Isolation Distance: Odor Threshold: 2 to 10 ppm Spill (small): 60 meters (200 feet) Flash Point: 0oF (-18oC) Spill (large): 400 meters (1,250 feet) LEL: 5.6% Fire: 800 meters (1/2 mile) UEL: 40% Stop flow of gas. If source of leak is a cylinder and the leak Auto Ignition Temp: 1,000oF (538oC) cannot be stopped in place, remove the leaking cylinder to a safe place in the open air, and repair leak or allow cylinder to Vapor Density: 0.94 (gas) (air = 1) empty. Vapor Pressure: 630 mm Hg at 68oF (20oC) Absorb liquids in dry sand, earth, or a similar material and Specific Gravity: 0.7 (water = 1) place into sealed containers for disposal. Water Solubility: Soluble Use foam to suppress vapors. Boiling Point: 78oF (26oC) DO NOT wash into sewer. o o Bond and ground all containers when transferring Hydrogen Melting Point: 7 F (-13.3 C) Cyanide and use only non-sparking tools and equipment. Ionization Potential: 13.6 eV Hydrogen Cyanide is very toxic to aquatic organisms. Molecular Weight: 27 EXPOSURE LIMITS PROTECTIVE EQUIPMENT OSHA: 10 ppm, 8-hr TWA Gloves: Nitrile and Neoprene (>8-hr breakthrough for liquid Hydrogen Cyanide) NIOSH: 4.7 ppm, Ceiling ACGIH: 4.7 ppm, Ceiling Coveralls: Tychem® TK (>8-hr breakthrough for gaseous and liquid IDLH: 50 ppm Hydrogen Cyanide)

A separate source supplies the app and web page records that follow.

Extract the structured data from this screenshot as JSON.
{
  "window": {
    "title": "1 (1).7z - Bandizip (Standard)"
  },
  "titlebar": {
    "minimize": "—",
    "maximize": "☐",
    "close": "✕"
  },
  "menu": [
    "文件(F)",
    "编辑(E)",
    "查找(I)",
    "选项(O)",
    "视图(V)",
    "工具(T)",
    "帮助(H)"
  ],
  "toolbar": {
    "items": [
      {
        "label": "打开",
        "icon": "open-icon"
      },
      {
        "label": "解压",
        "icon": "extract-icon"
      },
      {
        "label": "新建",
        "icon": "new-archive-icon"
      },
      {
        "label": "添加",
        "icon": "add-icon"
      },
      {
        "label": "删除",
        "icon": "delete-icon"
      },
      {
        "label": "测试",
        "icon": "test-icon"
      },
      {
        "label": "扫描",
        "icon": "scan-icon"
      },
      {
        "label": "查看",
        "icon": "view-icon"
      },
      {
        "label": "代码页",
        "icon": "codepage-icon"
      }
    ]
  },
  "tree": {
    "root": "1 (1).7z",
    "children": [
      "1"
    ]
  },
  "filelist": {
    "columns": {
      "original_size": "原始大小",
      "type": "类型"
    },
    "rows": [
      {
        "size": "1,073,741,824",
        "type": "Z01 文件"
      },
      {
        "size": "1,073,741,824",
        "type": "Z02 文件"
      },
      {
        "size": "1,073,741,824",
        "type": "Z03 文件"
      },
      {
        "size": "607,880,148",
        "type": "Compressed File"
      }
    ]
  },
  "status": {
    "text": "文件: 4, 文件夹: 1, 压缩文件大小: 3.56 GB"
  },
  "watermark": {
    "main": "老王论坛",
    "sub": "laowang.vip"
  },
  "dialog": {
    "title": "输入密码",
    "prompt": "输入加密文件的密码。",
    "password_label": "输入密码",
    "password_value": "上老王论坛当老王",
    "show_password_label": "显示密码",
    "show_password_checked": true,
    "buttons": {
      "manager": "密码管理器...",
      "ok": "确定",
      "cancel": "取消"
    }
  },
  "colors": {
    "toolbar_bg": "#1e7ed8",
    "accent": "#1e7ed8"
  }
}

The Protective Action Criteria values are: Respirator: SCBA PAC-1 = 2 ppm PAC-2 = 7.1ppm PAC-3 = 15 ppm HEALTH EFFECTS FIRST AID AND DECONTAMINATION Eyes: Irritation and burns Remove the person from exposure. Skin: Irritation and burns (skin absorbable) Flush eyes with large amounts of water for at least 15 minutes. Remove contact lenses, if worn, while rinsing. Flushing of the face, chest tightness, Inhalation: Quickly remove contaminated clothing and wash contaminated skin with headache, nausea and vomiting, weakness large amounts of soap and water. Seek medical attention. and shortness of breath Begin artificial respiration if breathing has stopped and CPR if necessary. Transfer to a medical facility. Use Amyl Nitrite capsules if symptoms develop. January 2011